● **Directions**
Of the entries below, copy only those lines that contain the word "Editor".

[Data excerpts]
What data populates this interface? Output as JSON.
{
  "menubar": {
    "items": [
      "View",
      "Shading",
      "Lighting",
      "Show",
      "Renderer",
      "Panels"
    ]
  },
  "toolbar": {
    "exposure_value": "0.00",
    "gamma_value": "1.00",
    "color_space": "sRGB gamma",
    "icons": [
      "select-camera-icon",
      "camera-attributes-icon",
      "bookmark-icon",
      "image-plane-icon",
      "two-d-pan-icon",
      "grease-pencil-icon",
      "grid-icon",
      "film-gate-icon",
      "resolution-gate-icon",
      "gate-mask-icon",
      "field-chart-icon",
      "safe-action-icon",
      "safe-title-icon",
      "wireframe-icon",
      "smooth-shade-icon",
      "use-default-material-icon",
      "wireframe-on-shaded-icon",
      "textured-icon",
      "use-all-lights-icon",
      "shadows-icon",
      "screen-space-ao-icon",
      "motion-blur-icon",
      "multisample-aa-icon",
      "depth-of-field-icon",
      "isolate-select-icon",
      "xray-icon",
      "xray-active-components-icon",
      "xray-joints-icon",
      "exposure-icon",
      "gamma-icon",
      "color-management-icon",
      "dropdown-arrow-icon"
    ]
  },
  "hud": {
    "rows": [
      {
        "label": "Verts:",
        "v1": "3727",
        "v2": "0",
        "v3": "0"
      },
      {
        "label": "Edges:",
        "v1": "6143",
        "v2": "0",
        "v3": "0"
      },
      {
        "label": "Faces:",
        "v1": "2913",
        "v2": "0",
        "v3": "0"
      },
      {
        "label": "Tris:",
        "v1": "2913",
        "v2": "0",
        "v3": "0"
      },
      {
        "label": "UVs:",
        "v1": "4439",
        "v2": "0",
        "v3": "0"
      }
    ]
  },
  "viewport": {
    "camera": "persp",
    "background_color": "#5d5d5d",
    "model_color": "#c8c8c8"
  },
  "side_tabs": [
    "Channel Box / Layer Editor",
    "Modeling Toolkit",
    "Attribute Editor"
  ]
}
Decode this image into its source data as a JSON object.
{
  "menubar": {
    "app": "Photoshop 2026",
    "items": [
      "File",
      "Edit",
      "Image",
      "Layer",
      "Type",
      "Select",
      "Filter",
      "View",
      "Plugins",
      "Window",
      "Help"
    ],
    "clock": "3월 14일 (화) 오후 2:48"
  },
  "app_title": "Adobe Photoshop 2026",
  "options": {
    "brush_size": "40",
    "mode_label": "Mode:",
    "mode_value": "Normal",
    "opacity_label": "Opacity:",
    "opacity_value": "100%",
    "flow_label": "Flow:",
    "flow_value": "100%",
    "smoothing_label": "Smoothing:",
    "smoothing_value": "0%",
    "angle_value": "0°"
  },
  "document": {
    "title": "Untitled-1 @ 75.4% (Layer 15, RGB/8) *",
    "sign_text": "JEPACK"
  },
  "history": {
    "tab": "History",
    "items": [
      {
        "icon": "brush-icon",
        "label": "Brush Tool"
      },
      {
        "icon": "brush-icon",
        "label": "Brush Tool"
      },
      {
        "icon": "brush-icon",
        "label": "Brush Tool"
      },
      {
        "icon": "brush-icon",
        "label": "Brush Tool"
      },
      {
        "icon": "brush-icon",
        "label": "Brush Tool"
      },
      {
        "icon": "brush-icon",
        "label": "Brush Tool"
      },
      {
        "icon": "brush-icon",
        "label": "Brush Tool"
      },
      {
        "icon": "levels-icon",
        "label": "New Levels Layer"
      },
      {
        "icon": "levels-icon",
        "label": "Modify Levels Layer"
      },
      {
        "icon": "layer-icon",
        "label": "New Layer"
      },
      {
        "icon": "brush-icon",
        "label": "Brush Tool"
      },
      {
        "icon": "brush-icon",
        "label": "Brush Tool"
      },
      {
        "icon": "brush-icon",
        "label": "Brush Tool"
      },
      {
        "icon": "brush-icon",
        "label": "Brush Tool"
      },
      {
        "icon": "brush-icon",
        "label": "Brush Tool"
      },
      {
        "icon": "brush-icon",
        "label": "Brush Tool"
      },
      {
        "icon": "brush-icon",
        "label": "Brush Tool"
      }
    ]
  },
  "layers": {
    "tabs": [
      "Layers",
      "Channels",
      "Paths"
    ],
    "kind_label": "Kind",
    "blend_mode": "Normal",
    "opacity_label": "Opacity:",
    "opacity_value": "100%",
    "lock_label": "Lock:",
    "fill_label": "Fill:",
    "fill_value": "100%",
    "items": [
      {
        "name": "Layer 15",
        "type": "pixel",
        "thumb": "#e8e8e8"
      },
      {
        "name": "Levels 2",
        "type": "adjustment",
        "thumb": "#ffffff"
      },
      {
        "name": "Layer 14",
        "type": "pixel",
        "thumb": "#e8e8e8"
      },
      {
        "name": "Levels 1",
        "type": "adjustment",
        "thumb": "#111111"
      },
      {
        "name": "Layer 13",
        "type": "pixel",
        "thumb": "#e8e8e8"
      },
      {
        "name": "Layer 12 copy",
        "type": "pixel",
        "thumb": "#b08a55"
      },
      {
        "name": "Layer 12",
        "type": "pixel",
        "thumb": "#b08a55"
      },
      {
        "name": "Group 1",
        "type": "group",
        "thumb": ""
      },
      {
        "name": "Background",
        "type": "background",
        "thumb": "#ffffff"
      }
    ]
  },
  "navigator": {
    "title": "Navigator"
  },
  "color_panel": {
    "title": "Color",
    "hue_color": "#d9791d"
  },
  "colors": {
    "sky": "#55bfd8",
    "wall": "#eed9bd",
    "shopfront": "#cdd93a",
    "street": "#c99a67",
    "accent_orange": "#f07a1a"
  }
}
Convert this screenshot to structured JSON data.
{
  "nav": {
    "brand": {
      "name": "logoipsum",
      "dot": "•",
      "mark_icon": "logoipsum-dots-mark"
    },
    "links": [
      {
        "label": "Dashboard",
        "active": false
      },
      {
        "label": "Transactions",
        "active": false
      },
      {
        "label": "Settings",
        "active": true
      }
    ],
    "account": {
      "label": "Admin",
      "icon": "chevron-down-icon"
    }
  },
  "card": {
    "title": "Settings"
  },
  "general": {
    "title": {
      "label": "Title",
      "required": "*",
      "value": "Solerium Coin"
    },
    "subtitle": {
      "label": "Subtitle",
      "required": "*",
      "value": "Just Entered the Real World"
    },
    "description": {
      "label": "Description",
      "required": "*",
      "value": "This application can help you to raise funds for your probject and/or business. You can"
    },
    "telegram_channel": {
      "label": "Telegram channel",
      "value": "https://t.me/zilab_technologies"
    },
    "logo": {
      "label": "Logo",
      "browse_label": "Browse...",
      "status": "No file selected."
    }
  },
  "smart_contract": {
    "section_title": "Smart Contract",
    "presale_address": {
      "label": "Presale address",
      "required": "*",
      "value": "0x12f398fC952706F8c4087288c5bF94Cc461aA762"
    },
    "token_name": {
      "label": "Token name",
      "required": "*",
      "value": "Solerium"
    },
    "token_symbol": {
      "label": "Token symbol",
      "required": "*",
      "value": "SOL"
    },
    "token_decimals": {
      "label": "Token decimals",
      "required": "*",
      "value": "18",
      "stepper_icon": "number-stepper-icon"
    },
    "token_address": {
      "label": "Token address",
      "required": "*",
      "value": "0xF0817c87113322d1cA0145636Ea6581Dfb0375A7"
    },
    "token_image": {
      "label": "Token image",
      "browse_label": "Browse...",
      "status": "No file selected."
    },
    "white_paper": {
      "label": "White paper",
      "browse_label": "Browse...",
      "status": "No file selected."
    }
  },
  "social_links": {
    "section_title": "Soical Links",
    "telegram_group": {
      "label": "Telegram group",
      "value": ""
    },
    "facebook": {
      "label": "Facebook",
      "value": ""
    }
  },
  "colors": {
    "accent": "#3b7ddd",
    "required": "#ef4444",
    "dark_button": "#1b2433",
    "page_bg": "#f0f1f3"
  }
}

● **Result**
    "Channel Box / Layer Editor",
    "Attribute Editor"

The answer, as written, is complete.